On May 28, ADOT officially began construction on N20.
An official groundbreaking ceremony is scheduled June 9.
Marking months of planning and collaboration, the Navajo
Division of Transportation and ADOT are ready to officially break ground on the Navajo Route 20 paving project.
The ceremony, scheduled to take place 10 a.m. Sunday, June 9
at the Tsinaabaas Habitiin Elementary School in Bodaway-Gap, represents the
start of a project that will (in about three months) build a much shorter
detour around the closure on US 89
“The paving of 28 miles of dirt road for use as an emergency
detour route is unprecedented for Indian Country,” said Paulson Chaco, director of the Navajo Division of Transportation. “We have worked closely with ADOT and
our other partners to realize this project.”
More on the project
The Navajo Division of Transportation, ADOT, the Federal
Highway Administration and the Bureau of Indian Affairs have been working together
since the closure of US 89 to utilize N20 as a detour route.
Immediately after the road closure, Navajo Nation President
Ben Shelly directed the Navajo Division of Transportation to work with ADOT on
the possibility of paving N20 as an alternative detour route.
On Feb. 24, Shelly and Navajo Nation Executive Branch
leadership organized a meeting at the Bodaway-Gap Chapter and met with
residents affected by the road closure.
The Navajo Division of Transportation assisted ADOT with the
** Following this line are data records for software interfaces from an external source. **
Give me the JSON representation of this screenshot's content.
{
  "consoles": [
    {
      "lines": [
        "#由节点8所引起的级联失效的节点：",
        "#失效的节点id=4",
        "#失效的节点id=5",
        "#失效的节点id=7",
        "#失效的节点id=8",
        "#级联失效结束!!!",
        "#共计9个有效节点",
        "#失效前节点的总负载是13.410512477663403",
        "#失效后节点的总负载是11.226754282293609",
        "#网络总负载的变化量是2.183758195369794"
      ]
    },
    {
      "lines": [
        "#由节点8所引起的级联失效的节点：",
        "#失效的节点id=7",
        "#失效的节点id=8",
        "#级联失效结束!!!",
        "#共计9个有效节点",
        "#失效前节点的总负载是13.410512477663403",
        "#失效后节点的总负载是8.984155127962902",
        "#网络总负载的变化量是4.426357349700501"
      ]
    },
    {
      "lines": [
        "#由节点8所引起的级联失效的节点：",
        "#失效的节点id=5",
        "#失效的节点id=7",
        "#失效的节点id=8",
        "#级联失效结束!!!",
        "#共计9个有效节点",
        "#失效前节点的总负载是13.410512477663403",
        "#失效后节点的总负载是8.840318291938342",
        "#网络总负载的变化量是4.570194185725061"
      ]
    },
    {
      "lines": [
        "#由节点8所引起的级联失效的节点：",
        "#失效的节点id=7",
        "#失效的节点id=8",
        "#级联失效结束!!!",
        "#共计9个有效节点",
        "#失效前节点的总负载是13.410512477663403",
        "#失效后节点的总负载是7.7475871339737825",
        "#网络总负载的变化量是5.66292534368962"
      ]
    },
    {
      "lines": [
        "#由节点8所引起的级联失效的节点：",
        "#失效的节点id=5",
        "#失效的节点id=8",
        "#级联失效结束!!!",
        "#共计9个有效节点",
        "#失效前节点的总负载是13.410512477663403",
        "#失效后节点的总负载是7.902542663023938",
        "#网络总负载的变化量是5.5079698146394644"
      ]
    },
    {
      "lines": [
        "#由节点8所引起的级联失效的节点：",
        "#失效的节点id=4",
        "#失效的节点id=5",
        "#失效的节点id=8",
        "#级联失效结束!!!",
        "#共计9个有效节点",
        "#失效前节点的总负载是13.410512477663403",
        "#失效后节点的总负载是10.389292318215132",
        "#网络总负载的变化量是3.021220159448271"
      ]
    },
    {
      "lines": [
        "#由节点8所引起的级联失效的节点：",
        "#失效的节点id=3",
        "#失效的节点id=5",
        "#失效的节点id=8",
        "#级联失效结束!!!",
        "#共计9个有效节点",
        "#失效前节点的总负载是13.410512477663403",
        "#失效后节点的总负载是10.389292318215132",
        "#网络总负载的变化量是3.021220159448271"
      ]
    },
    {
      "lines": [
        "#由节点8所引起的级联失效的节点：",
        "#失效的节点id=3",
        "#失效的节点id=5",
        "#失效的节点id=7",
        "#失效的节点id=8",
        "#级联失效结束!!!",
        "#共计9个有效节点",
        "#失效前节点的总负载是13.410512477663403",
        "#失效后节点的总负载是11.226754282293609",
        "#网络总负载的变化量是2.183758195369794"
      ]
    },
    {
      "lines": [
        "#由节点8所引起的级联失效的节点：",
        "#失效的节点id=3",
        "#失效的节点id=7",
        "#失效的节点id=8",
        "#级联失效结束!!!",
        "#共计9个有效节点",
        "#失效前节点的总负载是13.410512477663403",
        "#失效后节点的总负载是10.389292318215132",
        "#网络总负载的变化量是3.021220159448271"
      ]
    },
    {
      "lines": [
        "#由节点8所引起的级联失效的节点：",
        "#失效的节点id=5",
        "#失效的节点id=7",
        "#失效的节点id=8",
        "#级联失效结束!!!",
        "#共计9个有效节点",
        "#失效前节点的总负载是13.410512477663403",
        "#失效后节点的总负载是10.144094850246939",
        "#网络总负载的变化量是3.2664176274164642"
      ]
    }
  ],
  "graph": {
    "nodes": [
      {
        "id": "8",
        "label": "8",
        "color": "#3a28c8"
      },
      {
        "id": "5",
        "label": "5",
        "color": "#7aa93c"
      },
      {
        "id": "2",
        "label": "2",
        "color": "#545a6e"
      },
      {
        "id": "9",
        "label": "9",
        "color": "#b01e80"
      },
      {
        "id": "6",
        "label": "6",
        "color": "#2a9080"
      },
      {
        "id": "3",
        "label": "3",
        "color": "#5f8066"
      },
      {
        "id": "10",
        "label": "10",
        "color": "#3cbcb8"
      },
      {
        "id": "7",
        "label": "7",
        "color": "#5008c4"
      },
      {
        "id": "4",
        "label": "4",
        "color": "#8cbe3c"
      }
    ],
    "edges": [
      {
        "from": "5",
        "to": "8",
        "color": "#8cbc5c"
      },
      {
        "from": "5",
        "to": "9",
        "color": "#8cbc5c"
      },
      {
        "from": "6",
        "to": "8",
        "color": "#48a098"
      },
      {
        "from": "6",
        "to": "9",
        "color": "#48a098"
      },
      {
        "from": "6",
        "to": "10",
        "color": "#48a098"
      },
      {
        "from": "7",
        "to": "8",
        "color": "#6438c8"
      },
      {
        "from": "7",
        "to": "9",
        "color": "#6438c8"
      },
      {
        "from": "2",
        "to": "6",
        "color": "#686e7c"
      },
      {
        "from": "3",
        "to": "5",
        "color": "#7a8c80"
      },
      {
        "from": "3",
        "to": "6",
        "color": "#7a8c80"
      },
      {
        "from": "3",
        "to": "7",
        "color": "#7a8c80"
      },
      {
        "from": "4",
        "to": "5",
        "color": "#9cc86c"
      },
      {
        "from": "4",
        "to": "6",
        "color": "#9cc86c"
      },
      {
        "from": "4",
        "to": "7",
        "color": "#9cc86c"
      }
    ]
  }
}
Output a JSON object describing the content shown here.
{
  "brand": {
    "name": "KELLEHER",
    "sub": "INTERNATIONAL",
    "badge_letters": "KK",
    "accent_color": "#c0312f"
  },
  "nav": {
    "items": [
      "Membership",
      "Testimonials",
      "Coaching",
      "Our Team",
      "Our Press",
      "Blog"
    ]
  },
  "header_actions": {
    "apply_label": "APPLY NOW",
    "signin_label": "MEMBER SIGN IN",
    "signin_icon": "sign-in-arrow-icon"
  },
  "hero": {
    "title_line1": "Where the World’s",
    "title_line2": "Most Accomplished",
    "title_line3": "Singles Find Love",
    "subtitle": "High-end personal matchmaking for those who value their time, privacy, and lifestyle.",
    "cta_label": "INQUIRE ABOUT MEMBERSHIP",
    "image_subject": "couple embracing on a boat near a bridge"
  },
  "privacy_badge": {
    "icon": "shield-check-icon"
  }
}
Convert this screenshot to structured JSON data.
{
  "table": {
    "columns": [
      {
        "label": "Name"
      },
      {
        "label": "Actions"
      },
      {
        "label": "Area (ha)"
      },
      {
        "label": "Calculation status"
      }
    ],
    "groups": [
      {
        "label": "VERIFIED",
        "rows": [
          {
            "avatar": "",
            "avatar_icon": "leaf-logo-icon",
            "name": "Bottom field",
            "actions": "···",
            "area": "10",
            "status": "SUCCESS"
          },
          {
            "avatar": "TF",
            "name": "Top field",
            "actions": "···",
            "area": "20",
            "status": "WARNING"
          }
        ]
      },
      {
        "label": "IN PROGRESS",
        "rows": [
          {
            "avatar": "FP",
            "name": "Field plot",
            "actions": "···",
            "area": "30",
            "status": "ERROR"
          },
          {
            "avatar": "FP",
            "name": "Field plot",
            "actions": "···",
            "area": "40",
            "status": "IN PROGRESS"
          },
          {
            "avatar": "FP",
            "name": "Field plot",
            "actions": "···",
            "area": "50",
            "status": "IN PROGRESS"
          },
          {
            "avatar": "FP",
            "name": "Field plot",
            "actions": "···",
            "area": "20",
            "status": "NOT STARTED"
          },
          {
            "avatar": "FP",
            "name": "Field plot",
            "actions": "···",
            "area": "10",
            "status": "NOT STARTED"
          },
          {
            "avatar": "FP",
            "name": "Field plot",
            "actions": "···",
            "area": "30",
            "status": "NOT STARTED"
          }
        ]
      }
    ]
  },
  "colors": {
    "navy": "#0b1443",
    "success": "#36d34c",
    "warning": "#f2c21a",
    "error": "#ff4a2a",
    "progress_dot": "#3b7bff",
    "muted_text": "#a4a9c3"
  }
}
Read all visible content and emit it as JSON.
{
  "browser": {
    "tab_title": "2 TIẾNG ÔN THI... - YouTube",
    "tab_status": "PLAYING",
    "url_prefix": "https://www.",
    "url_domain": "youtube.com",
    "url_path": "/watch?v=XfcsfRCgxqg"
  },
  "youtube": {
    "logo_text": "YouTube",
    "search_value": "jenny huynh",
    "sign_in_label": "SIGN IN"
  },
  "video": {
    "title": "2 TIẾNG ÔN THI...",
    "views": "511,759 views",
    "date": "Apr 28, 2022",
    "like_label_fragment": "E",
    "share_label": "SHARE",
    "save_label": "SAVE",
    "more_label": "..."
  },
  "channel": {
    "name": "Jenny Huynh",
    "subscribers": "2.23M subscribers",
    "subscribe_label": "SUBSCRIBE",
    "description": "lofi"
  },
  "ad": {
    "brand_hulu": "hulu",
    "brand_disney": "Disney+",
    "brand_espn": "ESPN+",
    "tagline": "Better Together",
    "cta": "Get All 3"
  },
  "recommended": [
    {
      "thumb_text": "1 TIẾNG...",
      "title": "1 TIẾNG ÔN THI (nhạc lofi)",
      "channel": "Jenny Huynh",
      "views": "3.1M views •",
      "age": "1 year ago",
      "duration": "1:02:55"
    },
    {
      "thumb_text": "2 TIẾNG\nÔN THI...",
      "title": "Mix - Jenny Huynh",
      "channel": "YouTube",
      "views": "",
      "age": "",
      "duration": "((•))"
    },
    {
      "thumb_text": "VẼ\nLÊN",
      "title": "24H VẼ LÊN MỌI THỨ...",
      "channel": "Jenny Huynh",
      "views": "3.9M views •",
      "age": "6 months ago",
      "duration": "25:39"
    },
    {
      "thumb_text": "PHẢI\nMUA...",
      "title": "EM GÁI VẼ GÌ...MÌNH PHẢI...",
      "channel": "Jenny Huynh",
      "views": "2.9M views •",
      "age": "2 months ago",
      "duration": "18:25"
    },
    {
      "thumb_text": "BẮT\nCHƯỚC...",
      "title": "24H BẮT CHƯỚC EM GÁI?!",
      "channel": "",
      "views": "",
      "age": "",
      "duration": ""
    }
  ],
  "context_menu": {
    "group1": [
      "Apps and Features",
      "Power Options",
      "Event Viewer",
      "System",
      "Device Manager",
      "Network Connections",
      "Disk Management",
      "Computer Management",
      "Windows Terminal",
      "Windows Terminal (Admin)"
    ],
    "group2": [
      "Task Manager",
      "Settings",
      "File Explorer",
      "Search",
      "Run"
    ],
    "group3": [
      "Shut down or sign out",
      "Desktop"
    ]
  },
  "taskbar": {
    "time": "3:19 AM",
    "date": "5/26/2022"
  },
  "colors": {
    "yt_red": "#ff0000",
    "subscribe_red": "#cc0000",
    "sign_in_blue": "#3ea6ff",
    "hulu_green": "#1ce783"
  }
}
expedient processing of a temporary construction easement for construction. The
lengthy tribal process typically takes months and even years to complete.
ADOT’s easement was processed within weeks through assistance from tribal
departments and the BIA.
Currently, motorists are traveling a 115-mile detour,
driving east on US 160 to State Route 98 north for access to and from Page. The
new N20 detour route will reduce travel time and mileage by half.